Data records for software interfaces
== Segment start ==

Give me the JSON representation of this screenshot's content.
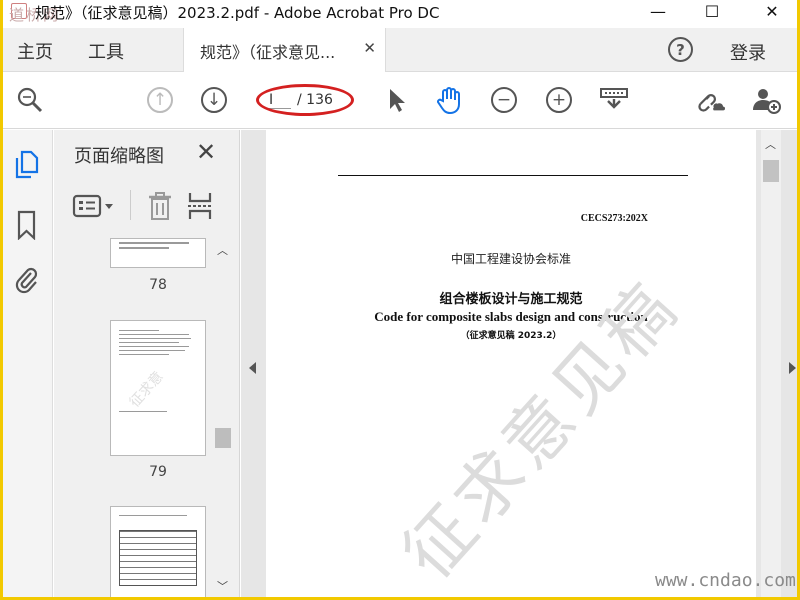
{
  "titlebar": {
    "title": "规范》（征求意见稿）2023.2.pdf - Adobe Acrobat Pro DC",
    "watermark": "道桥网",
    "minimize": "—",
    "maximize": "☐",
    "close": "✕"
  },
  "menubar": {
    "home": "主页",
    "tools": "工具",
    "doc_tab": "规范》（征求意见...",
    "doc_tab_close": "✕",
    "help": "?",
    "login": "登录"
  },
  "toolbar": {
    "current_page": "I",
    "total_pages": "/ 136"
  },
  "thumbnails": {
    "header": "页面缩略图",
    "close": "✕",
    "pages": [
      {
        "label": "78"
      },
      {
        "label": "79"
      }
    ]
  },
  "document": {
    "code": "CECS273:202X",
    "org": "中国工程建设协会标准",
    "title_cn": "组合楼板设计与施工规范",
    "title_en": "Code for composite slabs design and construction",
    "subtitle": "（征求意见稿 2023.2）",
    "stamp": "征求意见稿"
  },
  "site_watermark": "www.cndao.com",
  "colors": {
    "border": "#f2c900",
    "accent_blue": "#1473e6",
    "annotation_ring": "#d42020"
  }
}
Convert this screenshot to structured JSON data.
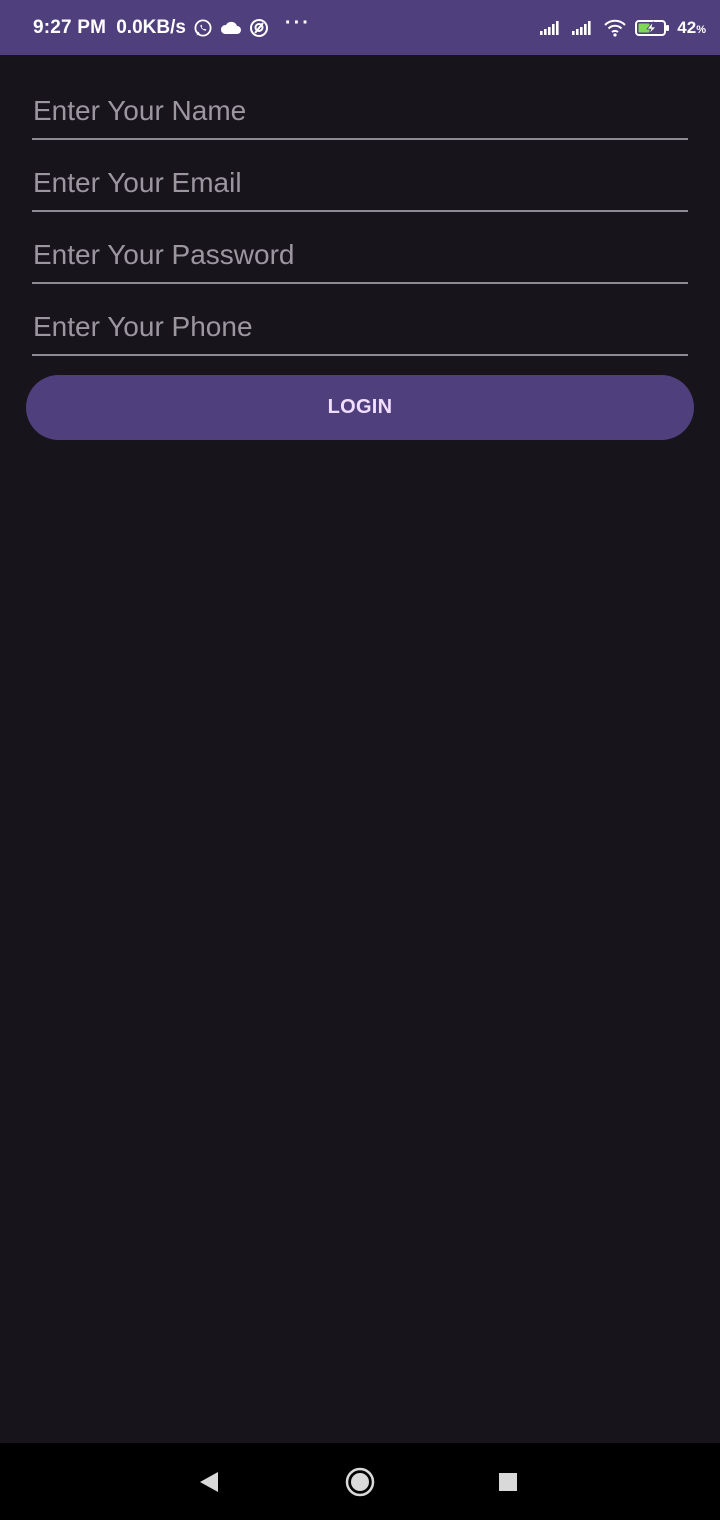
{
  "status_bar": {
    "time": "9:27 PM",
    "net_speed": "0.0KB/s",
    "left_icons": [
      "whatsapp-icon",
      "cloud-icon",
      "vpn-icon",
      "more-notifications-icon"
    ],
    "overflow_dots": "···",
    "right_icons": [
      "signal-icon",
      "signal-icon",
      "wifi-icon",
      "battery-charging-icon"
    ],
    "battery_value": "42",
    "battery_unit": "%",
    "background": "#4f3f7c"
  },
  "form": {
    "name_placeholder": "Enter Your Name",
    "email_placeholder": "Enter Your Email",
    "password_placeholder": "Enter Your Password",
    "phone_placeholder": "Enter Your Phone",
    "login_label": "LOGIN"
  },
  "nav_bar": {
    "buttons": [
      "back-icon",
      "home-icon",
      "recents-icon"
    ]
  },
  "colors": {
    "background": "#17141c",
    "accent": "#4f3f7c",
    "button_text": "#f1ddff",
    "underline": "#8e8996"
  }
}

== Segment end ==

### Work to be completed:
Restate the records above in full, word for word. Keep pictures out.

### Exercise response:
Give me the JSON representation of this screenshot's content.
{
  "titlebar": {
    "title": "规范》（征求意见稿）2023.2.pdf - Adobe Acrobat Pro DC",
    "watermark": "道桥网",
    "minimize": "—",
    "maximize": "☐",
    "close": "✕"
  },
  "menubar": {
    "home": "主页",
    "tools": "工具",
    "doc_tab": "规范》（征求意见...",
    "doc_tab_close": "✕",
    "help": "?",
    "login": "登录"
  },
  "toolbar": {
    "current_page": "I",
    "total_pages": "/ 136"
  },
  "thumbnails": {
    "header": "页面缩略图",
    "close": "✕",
    "pages": [
      {
        "label": "78"
      },
      {
        "label": "79"
      }
    ]
  },
  "document": {
    "code": "CECS273:202X",
    "org": "中国工程建设协会标准",
    "title_cn": "组合楼板设计与施工规范",
    "title_en": "Code for composite slabs design and construction",
    "subtitle": "（征求意见稿 2023.2）",
    "stamp": "征求意见稿"
  },
  "site_watermark": "www.cndao.com",
  "colors": {
    "border": "#f2c900",
    "accent_blue": "#1473e6",
    "annotation_ring": "#d42020"
  }
}
Convert this screenshot to structured JSON data.
{
  "status_bar": {
    "time": "9:27 PM",
    "net_speed": "0.0KB/s",
    "left_icons": [
      "whatsapp-icon",
      "cloud-icon",
      "vpn-icon",
      "more-notifications-icon"
    ],
    "overflow_dots": "···",
    "right_icons": [
      "signal-icon",
      "signal-icon",
      "wifi-icon",
      "battery-charging-icon"
    ],
    "battery_value": "42",
    "battery_unit": "%",
    "background": "#4f3f7c"
  },
  "form": {
    "name_placeholder": "Enter Your Name",
    "email_placeholder": "Enter Your Email",
    "password_placeholder": "Enter Your Password",
    "phone_placeholder": "Enter Your Phone",
    "login_label": "LOGIN"
  },
  "nav_bar": {
    "buttons": [
      "back-icon",
      "home-icon",
      "recents-icon"
    ]
  },
  "colors": {
    "background": "#17141c",
    "accent": "#4f3f7c",
    "button_text": "#f1ddff",
    "underline": "#8e8996"
  }
}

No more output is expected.